Blogger’s note: I know it’s been awhile since I’ve used this space to share. I promise to be back soon with some really good stuff. In the meantime, check out my work over at SeizeTheData.
One of the issues that has bugged me ever since becoming a teacher is our lack of advancement opportunities. There are few skilled vocations in which there is not a path, transparent or otherwise, for promotion. In most careers that demand specialized skills, one can move up through a series of jobs that carry increasing responsibility (and often management of others) and increasing salary. The type of skill is the same, but the level of expertise and the need to build skills in those below you become more important at the higher levels.

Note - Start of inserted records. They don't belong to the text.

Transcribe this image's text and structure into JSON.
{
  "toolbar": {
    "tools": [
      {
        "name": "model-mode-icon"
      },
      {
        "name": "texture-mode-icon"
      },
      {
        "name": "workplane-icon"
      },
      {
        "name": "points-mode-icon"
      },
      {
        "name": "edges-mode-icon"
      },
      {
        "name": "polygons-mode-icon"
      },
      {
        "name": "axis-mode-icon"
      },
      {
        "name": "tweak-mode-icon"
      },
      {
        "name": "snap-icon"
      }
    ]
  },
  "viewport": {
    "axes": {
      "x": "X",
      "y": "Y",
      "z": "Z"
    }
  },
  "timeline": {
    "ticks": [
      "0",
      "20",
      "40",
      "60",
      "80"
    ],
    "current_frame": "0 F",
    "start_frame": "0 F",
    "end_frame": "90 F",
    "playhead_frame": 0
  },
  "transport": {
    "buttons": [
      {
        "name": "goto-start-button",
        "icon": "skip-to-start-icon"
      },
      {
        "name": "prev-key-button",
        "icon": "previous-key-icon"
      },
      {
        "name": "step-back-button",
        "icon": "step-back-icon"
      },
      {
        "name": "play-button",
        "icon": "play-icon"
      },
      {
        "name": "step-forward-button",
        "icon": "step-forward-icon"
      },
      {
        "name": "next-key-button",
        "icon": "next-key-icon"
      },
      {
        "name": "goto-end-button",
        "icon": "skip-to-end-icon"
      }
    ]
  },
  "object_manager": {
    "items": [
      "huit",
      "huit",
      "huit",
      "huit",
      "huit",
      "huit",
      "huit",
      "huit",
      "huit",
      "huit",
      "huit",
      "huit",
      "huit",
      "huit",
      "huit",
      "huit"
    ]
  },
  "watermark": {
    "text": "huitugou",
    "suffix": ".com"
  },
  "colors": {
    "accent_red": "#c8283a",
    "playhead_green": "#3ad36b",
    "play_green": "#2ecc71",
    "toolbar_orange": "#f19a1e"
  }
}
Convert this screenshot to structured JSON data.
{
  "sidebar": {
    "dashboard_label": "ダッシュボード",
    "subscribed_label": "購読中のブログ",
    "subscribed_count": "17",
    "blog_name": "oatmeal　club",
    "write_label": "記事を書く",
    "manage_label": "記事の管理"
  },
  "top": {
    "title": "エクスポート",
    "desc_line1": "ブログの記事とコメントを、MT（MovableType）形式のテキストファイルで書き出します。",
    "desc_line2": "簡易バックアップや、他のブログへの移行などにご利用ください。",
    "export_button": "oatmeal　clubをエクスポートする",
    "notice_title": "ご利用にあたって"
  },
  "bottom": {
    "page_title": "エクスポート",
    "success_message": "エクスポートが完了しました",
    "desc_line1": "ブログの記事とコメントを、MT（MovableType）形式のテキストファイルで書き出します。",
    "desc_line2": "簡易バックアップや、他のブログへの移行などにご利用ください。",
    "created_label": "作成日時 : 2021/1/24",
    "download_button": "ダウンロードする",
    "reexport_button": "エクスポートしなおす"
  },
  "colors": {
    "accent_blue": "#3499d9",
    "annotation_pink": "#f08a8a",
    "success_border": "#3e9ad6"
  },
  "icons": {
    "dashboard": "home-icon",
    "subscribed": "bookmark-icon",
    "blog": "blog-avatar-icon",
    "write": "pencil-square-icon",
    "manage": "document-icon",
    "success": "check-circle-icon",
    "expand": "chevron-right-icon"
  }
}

At first glance, school administration seems to fit this description for education, right? I suppose in a perfect world, every principal would be a master teacher at the top of her game, now given the chance to develop other teachers into the best version of themselves. But, that is not the reality. Part of the reason is that school administration is a completely different job than teaching. Principals handle budgets, discipline students, and make organizational choices that have little to do with teaching and learning.
The truth is that most administrators are people better suited for managing large organizations than educating children. With a few truly outstanding exceptions, the majority of principals are not instructional experts. These are not teachers who mastered their craft and then took it to the next level. They are people who worked as teachers long enough to get to the place where they want to be, or where they belong.
That leaves classroom teachers, many of whom have ambitions to make more money and have more of an impact, with few choices. The National Board of Professional Teaching Standards tries to remedy this situation. The Center for Teaching Quality is working to create a class of “teacherpreneurs“. Ariel Sacks even wrote about the problem recently.
But in the trenches, it still looks like the only option is to dig in a little deeper. Or, pack up and go somewhere else.